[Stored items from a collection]
◆ ◆ ◆ ◆

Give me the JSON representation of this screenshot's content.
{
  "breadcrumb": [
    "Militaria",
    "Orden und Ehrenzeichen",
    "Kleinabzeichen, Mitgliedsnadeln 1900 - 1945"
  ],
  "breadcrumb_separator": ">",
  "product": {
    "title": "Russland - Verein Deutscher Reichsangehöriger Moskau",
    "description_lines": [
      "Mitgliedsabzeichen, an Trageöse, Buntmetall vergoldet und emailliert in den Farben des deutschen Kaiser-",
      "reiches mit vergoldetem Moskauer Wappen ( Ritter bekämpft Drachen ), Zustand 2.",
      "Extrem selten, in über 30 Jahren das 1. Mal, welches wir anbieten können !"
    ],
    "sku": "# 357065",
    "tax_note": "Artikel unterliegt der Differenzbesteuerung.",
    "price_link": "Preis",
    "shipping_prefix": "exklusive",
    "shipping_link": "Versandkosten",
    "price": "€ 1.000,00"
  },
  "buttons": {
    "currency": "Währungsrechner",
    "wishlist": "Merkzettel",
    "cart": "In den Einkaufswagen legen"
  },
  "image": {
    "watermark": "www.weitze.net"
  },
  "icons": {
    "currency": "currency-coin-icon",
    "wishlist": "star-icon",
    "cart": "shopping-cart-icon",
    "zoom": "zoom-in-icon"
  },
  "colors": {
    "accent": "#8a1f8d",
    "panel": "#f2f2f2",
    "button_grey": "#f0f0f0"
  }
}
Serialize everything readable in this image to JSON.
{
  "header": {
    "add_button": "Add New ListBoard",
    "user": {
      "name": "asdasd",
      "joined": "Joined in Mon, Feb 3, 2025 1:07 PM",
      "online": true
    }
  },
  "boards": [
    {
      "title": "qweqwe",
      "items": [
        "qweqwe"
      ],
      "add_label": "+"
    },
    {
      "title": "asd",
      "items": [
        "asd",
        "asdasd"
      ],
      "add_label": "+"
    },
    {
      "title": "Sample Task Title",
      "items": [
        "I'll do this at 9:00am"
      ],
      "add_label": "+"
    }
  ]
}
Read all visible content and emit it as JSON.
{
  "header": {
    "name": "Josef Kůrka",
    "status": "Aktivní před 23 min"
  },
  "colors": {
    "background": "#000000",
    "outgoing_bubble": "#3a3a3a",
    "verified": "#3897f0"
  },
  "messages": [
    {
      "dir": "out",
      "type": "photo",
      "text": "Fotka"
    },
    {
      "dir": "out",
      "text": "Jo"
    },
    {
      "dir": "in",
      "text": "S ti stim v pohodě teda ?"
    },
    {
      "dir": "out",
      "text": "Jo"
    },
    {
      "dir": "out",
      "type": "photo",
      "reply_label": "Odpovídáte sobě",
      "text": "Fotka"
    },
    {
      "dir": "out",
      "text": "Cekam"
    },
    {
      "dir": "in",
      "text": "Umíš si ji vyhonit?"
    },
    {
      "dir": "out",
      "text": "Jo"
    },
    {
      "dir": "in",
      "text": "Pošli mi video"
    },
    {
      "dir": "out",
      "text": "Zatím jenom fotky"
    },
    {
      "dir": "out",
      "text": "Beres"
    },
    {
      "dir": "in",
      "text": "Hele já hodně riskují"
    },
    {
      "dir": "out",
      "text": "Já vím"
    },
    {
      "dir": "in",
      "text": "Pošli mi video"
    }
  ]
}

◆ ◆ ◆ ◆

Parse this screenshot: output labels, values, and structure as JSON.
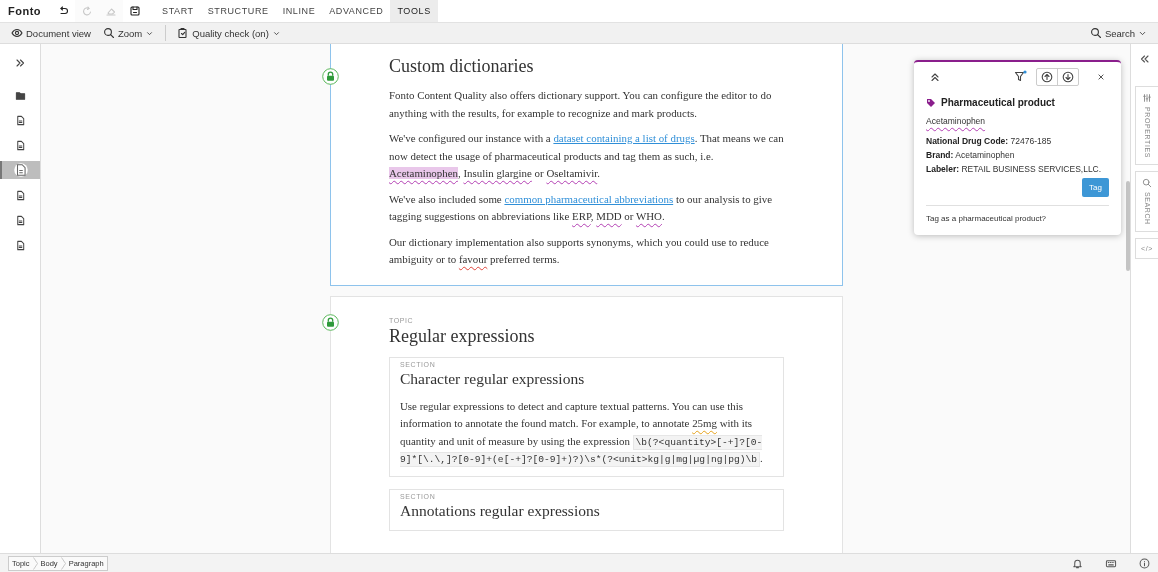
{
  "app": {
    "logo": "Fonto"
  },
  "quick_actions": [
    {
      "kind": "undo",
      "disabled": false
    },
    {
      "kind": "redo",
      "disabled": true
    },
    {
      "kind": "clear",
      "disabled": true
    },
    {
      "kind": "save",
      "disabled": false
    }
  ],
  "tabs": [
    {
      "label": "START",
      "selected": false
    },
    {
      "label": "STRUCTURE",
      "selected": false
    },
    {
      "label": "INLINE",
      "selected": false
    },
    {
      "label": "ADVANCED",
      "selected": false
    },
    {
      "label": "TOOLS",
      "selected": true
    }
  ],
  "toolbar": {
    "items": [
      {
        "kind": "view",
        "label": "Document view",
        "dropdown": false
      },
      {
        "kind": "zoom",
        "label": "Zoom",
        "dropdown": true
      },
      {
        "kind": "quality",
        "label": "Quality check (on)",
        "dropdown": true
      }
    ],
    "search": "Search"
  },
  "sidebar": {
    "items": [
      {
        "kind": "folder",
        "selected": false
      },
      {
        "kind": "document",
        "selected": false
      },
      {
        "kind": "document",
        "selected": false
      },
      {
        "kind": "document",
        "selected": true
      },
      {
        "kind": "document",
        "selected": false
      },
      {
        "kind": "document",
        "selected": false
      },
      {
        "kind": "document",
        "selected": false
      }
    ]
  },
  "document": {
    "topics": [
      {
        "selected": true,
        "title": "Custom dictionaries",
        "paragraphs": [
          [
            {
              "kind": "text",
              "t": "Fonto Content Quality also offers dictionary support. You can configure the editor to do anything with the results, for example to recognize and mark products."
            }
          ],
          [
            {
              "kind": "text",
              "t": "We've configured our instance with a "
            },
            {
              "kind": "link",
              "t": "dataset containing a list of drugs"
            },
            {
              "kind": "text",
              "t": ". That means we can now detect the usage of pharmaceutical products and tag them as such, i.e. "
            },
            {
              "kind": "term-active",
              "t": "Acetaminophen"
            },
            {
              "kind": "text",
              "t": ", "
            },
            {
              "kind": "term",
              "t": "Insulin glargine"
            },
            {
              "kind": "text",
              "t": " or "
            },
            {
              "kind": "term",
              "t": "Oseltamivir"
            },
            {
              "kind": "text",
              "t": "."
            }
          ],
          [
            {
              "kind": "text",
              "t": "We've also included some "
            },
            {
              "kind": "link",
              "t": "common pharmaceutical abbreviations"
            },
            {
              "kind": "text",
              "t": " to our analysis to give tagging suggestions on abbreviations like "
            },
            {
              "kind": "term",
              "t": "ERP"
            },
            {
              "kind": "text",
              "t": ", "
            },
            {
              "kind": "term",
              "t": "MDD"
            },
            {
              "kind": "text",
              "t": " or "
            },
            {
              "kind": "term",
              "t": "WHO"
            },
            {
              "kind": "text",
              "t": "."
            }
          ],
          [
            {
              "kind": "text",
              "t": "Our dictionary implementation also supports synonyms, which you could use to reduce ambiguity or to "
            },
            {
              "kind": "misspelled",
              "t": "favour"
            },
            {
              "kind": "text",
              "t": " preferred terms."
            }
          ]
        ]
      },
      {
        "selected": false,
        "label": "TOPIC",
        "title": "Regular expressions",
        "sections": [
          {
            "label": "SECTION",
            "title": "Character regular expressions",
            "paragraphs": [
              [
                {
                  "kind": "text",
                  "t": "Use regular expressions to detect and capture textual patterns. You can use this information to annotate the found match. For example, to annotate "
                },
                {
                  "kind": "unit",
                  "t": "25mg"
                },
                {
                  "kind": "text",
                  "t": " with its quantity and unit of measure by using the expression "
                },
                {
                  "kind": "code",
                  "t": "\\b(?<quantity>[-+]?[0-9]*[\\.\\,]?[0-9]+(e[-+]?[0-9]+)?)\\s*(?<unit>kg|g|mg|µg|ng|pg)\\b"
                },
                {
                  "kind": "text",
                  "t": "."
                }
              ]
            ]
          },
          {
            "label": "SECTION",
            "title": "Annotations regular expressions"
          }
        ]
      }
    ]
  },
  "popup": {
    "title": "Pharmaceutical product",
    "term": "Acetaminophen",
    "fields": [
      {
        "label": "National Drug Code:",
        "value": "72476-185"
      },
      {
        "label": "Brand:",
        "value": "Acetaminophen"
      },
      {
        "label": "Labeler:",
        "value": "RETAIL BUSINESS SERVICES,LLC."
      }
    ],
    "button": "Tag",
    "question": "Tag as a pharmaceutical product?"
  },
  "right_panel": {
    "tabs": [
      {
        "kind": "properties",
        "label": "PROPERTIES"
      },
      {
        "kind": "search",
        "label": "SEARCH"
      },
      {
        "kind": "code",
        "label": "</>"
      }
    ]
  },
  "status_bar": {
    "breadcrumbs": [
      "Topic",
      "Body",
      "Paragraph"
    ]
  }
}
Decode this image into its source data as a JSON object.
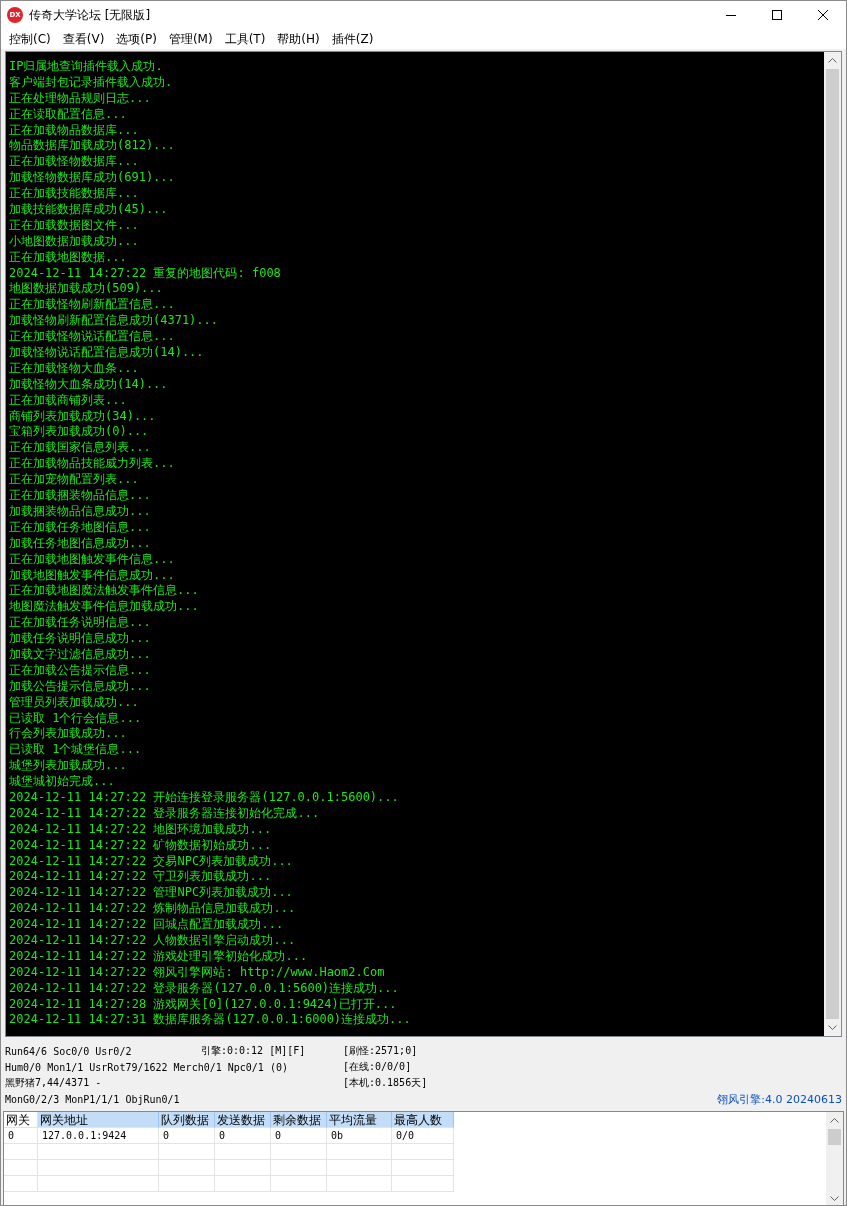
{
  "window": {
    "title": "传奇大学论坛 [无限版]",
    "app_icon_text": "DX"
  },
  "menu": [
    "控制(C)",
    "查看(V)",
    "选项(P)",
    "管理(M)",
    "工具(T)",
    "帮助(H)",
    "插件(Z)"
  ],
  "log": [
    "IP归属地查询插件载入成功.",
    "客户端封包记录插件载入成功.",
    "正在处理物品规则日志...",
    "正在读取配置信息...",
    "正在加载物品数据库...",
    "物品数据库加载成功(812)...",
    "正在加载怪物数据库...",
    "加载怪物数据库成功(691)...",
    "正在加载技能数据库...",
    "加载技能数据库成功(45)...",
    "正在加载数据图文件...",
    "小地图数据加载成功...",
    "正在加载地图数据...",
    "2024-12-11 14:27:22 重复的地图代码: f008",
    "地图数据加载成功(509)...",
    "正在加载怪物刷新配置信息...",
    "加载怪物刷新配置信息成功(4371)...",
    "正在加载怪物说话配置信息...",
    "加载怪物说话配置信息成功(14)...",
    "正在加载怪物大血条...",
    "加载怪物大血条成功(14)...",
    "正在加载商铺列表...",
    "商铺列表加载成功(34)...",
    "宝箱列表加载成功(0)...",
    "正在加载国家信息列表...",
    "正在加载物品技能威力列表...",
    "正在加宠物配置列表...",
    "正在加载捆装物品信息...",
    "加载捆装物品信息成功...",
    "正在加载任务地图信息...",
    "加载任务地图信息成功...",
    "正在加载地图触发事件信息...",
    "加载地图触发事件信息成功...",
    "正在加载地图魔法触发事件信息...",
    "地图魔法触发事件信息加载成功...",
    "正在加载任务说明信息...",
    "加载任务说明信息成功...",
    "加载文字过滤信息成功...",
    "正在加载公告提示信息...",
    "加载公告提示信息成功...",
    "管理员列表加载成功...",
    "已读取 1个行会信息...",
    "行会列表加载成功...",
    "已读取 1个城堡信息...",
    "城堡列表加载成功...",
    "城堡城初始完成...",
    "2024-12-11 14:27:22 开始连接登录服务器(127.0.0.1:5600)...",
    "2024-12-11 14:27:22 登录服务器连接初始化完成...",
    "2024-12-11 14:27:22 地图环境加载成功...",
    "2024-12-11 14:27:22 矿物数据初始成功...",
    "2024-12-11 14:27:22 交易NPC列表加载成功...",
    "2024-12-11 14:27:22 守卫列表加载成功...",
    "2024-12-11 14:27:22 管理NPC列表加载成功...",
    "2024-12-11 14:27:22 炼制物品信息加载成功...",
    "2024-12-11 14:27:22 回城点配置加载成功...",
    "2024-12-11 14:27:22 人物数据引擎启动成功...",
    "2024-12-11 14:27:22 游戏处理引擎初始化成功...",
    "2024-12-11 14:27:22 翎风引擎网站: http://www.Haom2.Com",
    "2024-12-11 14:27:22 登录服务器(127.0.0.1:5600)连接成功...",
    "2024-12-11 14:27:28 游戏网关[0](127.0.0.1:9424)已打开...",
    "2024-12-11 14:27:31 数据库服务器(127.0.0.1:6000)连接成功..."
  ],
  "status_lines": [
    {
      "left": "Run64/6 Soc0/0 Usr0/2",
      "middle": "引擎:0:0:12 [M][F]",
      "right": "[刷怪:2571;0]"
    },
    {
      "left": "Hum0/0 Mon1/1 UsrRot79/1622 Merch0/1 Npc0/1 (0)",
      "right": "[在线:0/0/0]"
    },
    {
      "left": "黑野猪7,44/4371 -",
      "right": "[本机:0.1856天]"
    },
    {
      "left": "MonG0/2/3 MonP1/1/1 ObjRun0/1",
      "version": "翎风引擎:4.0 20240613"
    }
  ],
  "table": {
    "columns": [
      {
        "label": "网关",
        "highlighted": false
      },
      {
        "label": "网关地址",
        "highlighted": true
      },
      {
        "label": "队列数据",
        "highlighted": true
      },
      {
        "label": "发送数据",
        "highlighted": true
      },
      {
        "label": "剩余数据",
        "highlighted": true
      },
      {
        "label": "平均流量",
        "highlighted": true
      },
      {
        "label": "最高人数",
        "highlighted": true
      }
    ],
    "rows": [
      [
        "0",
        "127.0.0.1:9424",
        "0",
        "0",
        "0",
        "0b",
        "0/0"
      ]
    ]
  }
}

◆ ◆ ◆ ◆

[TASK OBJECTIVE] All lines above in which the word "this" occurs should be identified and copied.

[EXPECTED ANSWER]
Give me the JSON representation of this screenshot's content.
Serialize everything readable in this image to JSON.
        "I'll do this at 9:00am"
Parse this screenshot: output labels, values, and structure as JSON.
                  "t": "Use regular expressions to detect and capture textual patterns. You can use this information to annotate the found match. For example, to annotate "
Decode this image into its source data as a JSON object.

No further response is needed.